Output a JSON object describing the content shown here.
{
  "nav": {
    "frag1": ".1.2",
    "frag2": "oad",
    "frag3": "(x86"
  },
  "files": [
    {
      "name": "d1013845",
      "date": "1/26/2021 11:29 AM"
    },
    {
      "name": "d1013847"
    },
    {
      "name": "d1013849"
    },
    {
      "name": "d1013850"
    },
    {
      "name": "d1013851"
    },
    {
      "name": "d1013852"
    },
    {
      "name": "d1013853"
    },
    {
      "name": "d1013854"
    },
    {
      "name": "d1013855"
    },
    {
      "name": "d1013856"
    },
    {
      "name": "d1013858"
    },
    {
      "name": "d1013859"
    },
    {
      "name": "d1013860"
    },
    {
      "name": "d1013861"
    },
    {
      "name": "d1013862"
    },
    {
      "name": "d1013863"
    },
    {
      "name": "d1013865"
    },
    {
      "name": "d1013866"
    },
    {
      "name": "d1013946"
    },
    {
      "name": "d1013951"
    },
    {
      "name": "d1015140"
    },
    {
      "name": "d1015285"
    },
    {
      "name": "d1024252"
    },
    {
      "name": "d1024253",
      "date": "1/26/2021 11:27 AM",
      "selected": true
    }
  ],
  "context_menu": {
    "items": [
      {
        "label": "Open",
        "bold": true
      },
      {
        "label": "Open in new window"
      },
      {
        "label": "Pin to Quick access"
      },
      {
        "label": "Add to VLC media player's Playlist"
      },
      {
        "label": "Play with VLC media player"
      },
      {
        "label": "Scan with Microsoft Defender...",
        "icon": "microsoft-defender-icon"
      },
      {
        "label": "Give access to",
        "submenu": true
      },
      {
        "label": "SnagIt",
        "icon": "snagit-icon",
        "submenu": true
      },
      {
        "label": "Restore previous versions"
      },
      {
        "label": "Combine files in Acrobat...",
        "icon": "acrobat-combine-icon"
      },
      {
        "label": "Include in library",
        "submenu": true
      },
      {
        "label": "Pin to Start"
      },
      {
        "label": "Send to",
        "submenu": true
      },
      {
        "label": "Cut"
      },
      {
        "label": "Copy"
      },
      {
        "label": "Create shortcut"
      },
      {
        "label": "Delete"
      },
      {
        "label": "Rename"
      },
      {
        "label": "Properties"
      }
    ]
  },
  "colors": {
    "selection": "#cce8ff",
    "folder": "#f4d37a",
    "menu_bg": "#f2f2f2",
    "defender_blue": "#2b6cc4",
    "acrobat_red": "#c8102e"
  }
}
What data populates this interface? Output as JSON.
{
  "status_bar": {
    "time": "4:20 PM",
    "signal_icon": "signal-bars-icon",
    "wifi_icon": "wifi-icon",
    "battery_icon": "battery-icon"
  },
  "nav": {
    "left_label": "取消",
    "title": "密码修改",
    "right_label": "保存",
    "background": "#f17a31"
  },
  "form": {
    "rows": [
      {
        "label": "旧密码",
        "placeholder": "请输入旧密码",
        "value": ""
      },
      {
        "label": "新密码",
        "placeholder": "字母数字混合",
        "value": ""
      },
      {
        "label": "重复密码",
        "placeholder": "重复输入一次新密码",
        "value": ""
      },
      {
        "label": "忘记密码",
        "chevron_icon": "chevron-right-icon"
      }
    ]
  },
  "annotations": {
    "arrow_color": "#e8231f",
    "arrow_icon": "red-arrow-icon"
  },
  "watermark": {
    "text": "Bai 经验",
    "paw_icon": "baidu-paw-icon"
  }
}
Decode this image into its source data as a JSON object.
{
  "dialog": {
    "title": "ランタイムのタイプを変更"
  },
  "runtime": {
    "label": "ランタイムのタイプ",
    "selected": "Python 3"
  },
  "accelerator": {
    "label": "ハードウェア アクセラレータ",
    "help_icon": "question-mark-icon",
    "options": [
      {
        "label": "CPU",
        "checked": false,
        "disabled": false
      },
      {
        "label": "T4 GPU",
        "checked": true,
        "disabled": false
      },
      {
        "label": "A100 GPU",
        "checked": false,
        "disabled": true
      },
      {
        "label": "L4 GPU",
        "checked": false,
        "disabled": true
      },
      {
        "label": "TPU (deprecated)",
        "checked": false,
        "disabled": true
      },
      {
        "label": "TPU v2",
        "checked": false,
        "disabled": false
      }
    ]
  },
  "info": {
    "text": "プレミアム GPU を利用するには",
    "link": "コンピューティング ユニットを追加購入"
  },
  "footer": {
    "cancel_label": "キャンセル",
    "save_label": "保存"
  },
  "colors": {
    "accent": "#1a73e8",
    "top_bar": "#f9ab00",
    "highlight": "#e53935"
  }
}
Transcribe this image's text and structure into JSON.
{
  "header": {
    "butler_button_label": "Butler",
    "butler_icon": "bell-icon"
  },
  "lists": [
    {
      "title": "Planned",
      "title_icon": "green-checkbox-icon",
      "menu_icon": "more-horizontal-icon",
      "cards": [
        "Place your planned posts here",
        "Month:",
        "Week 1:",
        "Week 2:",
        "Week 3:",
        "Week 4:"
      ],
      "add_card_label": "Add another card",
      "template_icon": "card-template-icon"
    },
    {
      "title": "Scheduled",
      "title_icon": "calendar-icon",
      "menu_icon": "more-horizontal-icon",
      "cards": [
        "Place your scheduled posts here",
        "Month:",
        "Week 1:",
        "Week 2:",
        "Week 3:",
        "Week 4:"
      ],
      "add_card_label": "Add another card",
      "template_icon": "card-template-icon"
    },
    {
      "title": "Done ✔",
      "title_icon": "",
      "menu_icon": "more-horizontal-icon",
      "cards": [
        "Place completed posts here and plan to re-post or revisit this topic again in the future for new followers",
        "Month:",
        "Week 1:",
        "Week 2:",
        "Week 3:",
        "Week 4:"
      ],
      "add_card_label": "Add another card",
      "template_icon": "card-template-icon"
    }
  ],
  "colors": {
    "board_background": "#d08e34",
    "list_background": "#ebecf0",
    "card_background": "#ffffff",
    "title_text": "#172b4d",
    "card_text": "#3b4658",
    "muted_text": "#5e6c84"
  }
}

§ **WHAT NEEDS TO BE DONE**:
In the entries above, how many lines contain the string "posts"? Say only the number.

§ **FINAL ANSWER**:
3